[Entries taken from a collection]
###
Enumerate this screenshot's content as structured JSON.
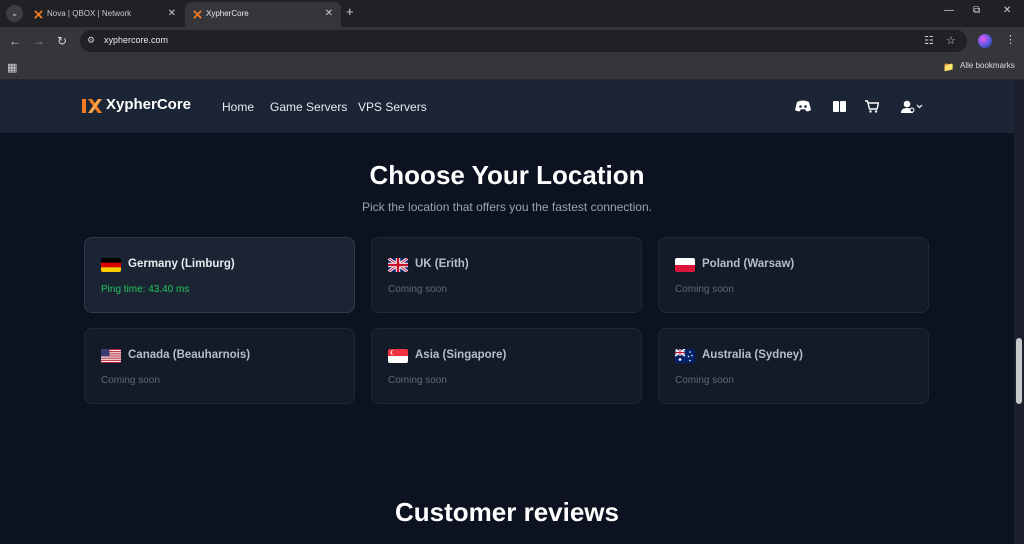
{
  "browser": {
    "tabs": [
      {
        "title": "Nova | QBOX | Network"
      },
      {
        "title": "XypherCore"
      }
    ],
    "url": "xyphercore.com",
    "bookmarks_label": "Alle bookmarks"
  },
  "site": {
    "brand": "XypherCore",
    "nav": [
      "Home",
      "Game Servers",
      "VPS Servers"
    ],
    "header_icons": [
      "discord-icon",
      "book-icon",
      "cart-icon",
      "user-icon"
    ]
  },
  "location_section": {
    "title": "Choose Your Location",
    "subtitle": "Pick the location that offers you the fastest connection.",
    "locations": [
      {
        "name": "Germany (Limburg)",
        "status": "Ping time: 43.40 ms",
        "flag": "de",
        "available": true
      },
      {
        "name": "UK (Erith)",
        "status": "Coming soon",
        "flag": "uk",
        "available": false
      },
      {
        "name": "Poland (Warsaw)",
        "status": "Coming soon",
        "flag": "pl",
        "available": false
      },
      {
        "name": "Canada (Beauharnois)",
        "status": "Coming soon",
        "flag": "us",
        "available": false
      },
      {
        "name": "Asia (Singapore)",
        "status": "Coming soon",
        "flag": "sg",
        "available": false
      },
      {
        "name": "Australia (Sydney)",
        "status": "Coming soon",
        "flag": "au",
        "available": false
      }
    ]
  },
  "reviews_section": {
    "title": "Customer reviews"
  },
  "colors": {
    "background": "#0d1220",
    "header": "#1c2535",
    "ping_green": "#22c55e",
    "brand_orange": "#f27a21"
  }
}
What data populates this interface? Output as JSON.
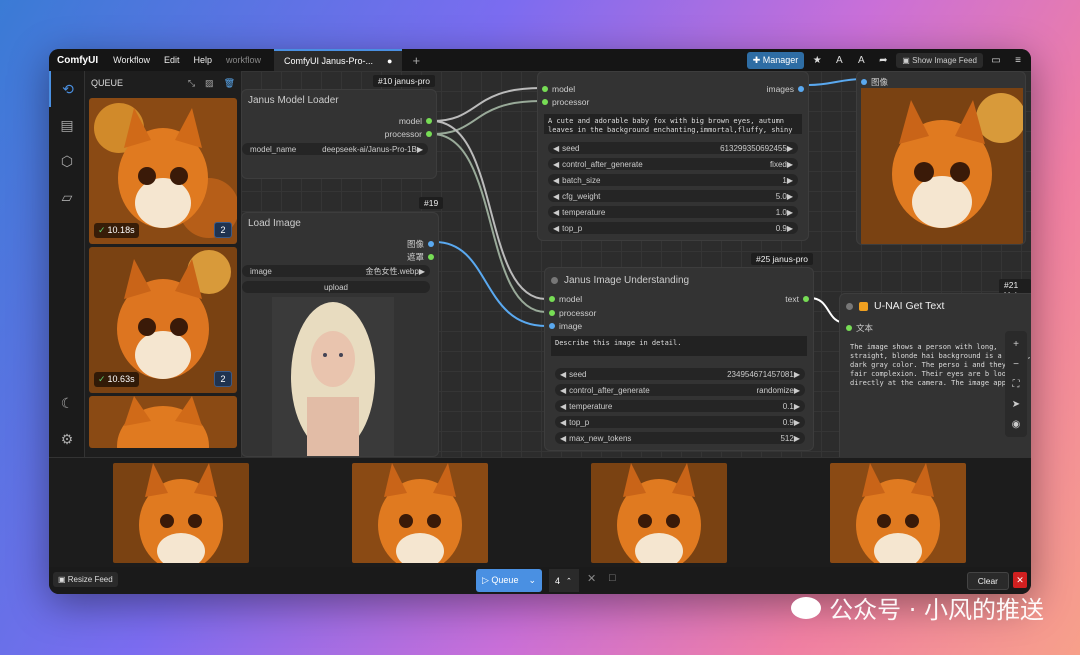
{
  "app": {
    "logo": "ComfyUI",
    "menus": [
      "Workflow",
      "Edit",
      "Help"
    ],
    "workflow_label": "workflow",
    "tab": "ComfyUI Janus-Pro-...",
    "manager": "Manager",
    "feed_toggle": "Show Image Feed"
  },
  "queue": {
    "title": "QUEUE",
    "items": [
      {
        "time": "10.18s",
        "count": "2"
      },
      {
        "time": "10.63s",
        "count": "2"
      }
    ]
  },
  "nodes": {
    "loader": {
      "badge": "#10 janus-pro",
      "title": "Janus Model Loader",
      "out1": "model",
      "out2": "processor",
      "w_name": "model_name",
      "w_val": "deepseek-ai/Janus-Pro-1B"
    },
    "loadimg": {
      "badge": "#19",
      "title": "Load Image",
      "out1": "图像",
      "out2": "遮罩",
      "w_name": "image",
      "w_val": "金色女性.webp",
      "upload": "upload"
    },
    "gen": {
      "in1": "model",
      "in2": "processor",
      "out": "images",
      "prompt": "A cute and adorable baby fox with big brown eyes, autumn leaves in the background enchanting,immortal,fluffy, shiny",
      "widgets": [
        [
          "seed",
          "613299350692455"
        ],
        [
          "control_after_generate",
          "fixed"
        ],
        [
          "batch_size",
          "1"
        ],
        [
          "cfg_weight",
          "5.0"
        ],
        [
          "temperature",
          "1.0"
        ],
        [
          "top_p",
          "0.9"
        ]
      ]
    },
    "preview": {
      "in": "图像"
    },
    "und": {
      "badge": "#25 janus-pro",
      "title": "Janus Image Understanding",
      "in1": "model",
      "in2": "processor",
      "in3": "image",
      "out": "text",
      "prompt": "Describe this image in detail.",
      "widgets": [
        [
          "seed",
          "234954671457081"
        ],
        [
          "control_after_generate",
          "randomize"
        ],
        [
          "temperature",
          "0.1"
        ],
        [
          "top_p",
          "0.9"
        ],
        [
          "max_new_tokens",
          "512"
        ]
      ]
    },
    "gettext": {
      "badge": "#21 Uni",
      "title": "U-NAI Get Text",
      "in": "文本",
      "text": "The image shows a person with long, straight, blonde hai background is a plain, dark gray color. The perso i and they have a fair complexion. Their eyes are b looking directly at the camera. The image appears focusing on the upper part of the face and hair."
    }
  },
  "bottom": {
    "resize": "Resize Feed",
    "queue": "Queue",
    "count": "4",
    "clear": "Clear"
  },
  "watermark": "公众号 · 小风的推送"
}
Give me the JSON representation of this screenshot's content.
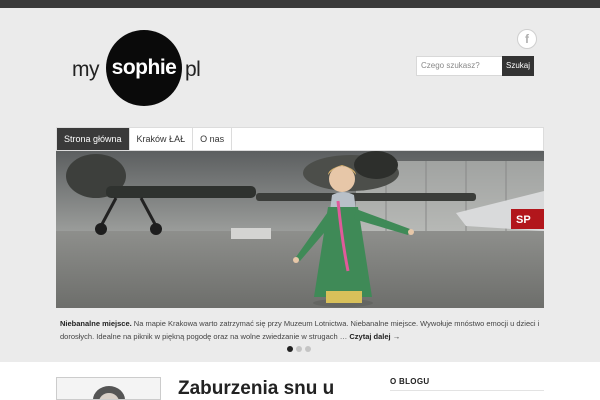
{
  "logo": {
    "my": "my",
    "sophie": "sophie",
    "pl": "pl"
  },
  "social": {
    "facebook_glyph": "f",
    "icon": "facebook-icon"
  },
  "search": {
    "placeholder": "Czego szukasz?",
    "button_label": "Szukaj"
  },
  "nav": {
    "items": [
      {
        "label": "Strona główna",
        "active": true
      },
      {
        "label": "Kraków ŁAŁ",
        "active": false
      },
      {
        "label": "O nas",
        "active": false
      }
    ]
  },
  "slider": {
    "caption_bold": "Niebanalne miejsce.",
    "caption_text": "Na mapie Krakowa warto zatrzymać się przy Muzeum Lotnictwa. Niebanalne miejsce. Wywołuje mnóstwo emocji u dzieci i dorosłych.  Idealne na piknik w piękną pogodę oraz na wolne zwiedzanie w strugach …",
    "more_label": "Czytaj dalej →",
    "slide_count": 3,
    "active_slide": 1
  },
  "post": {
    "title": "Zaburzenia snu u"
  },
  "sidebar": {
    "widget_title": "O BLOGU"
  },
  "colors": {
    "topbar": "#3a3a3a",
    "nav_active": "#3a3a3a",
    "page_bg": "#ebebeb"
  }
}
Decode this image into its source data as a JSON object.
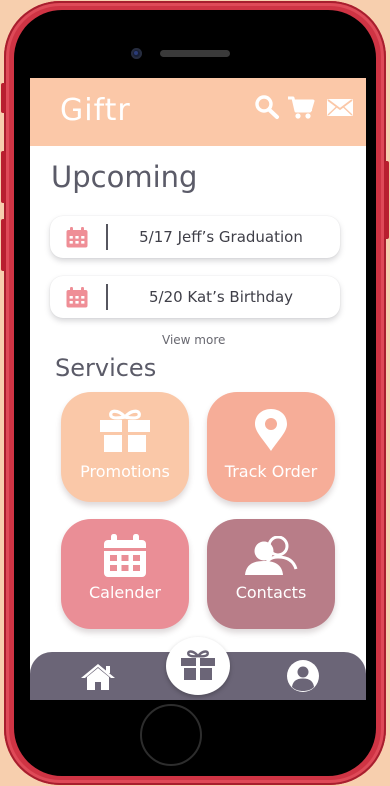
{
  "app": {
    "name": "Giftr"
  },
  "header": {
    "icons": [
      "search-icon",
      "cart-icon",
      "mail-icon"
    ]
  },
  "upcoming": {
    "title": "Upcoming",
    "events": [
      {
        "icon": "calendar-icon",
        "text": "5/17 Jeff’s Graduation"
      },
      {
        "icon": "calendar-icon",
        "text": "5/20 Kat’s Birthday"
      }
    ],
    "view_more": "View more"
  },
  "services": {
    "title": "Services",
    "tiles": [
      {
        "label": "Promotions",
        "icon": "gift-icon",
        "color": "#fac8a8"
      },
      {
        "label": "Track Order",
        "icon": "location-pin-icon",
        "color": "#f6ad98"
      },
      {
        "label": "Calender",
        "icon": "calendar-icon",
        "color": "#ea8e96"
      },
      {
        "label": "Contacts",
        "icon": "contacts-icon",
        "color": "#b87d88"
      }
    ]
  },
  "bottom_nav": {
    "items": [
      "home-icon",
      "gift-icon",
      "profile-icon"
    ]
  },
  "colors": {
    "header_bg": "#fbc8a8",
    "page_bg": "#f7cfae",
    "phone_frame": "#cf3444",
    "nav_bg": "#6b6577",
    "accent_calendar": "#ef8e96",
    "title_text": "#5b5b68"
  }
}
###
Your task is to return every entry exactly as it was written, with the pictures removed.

→ **Task response**
Enumerate this screenshot's content as structured JSON.
{
  "browser": {
    "tabs": [
      {
        "title": "Nova | QBOX | Network"
      },
      {
        "title": "XypherCore"
      }
    ],
    "url": "xyphercore.com",
    "bookmarks_label": "Alle bookmarks"
  },
  "site": {
    "brand": "XypherCore",
    "nav": [
      "Home",
      "Game Servers",
      "VPS Servers"
    ],
    "header_icons": [
      "discord-icon",
      "book-icon",
      "cart-icon",
      "user-icon"
    ]
  },
  "location_section": {
    "title": "Choose Your Location",
    "subtitle": "Pick the location that offers you the fastest connection.",
    "locations": [
      {
        "name": "Germany (Limburg)",
        "status": "Ping time: 43.40 ms",
        "flag": "de",
        "available": true
      },
      {
        "name": "UK (Erith)",
        "status": "Coming soon",
        "flag": "uk",
        "available": false
      },
      {
        "name": "Poland (Warsaw)",
        "status": "Coming soon",
        "flag": "pl",
        "available": false
      },
      {
        "name": "Canada (Beauharnois)",
        "status": "Coming soon",
        "flag": "us",
        "available": false
      },
      {
        "name": "Asia (Singapore)",
        "status": "Coming soon",
        "flag": "sg",
        "available": false
      },
      {
        "name": "Australia (Sydney)",
        "status": "Coming soon",
        "flag": "au",
        "available": false
      }
    ]
  },
  "reviews_section": {
    "title": "Customer reviews"
  },
  "colors": {
    "background": "#0d1220",
    "header": "#1c2535",
    "ping_green": "#22c55e",
    "brand_orange": "#f27a21"
  }
}
What data populates this interface? Output as JSON.
{
  "app": {
    "logo": "ComfyUI",
    "menus": [
      "Workflow",
      "Edit",
      "Help"
    ],
    "workflow_label": "workflow",
    "tab": "ComfyUI Janus-Pro-...",
    "manager": "Manager",
    "feed_toggle": "Show Image Feed"
  },
  "queue": {
    "title": "QUEUE",
    "items": [
      {
        "time": "10.18s",
        "count": "2"
      },
      {
        "time": "10.63s",
        "count": "2"
      }
    ]
  },
  "nodes": {
    "loader": {
      "badge": "#10 janus-pro",
      "title": "Janus Model Loader",
      "out1": "model",
      "out2": "processor",
      "w_name": "model_name",
      "w_val": "deepseek-ai/Janus-Pro-1B"
    },
    "loadimg": {
      "badge": "#19",
      "title": "Load Image",
      "out1": "图像",
      "out2": "遮罩",
      "w_name": "image",
      "w_val": "金色女性.webp",
      "upload": "upload"
    },
    "gen": {
      "in1": "model",
      "in2": "processor",
      "out": "images",
      "prompt": "A cute and adorable baby fox with big brown eyes, autumn leaves in the background enchanting,immortal,fluffy, shiny",
      "widgets": [
        [
          "seed",
          "613299350692455"
        ],
        [
          "control_after_generate",
          "fixed"
        ],
        [
          "batch_size",
          "1"
        ],
        [
          "cfg_weight",
          "5.0"
        ],
        [
          "temperature",
          "1.0"
        ],
        [
          "top_p",
          "0.9"
        ]
      ]
    },
    "preview": {
      "in": "图像"
    },
    "und": {
      "badge": "#25 janus-pro",
      "title": "Janus Image Understanding",
      "in1": "model",
      "in2": "processor",
      "in3": "image",
      "out": "text",
      "prompt": "Describe this image in detail.",
      "widgets": [
        [
          "seed",
          "234954671457081"
        ],
        [
          "control_after_generate",
          "randomize"
        ],
        [
          "temperature",
          "0.1"
        ],
        [
          "top_p",
          "0.9"
        ],
        [
          "max_new_tokens",
          "512"
        ]
      ]
    },
    "gettext": {
      "badge": "#21 Uni",
      "title": "U-NAI Get Text",
      "in": "文本",
      "text": "The image shows a person with long, straight, blonde hai background is a plain, dark gray color. The perso i and they have a fair complexion. Their eyes are b looking directly at the camera. The image appears focusing on the upper part of the face and hair."
    }
  },
  "bottom": {
    "resize": "Resize Feed",
    "queue": "Queue",
    "count": "4",
    "clear": "Clear"
  },
  "watermark": "公众号 · 小风的推送"
}
Give me the JSON representation of this screenshot's content.
{
  "logo": {
    "my": "my",
    "sophie": "sophie",
    "pl": "pl"
  },
  "social": {
    "facebook_glyph": "f",
    "icon": "facebook-icon"
  },
  "search": {
    "placeholder": "Czego szukasz?",
    "button_label": "Szukaj"
  },
  "nav": {
    "items": [
      {
        "label": "Strona główna",
        "active": true
      },
      {
        "label": "Kraków ŁAŁ",
        "active": false
      },
      {
        "label": "O nas",
        "active": false
      }
    ]
  },
  "slider": {
    "caption_bold": "Niebanalne miejsce.",
    "caption_text": "Na mapie Krakowa warto zatrzymać się przy Muzeum Lotnictwa. Niebanalne miejsce. Wywołuje mnóstwo emocji u dzieci i dorosłych.  Idealne na piknik w piękną pogodę oraz na wolne zwiedzanie w strugach …",
    "more_label": "Czytaj dalej →",
    "slide_count": 3,
    "active_slide": 1
  },
  "post": {
    "title": "Zaburzenia snu u"
  },
  "sidebar": {
    "widget_title": "O BLOGU"
  },
  "colors": {
    "topbar": "#3a3a3a",
    "nav_active": "#3a3a3a",
    "page_bg": "#ebebeb"
  }
}
Decode this image into its source data as a JSON object.
{
  "app": {
    "name": "Giftr"
  },
  "header": {
    "icons": [
      "search-icon",
      "cart-icon",
      "mail-icon"
    ]
  },
  "upcoming": {
    "title": "Upcoming",
    "events": [
      {
        "icon": "calendar-icon",
        "text": "5/17 Jeff’s Graduation"
      },
      {
        "icon": "calendar-icon",
        "text": "5/20 Kat’s Birthday"
      }
    ],
    "view_more": "View more"
  },
  "services": {
    "title": "Services",
    "tiles": [
      {
        "label": "Promotions",
        "icon": "gift-icon",
        "color": "#fac8a8"
      },
      {
        "label": "Track Order",
        "icon": "location-pin-icon",
        "color": "#f6ad98"
      },
      {
        "label": "Calender",
        "icon": "calendar-icon",
        "color": "#ea8e96"
      },
      {
        "label": "Contacts",
        "icon": "contacts-icon",
        "color": "#b87d88"
      }
    ]
  },
  "bottom_nav": {
    "items": [
      "home-icon",
      "gift-icon",
      "profile-icon"
    ]
  },
  "colors": {
    "header_bg": "#fbc8a8",
    "page_bg": "#f7cfae",
    "phone_frame": "#cf3444",
    "nav_bg": "#6b6577",
    "accent_calendar": "#ef8e96",
    "title_text": "#5b5b68"
  }
}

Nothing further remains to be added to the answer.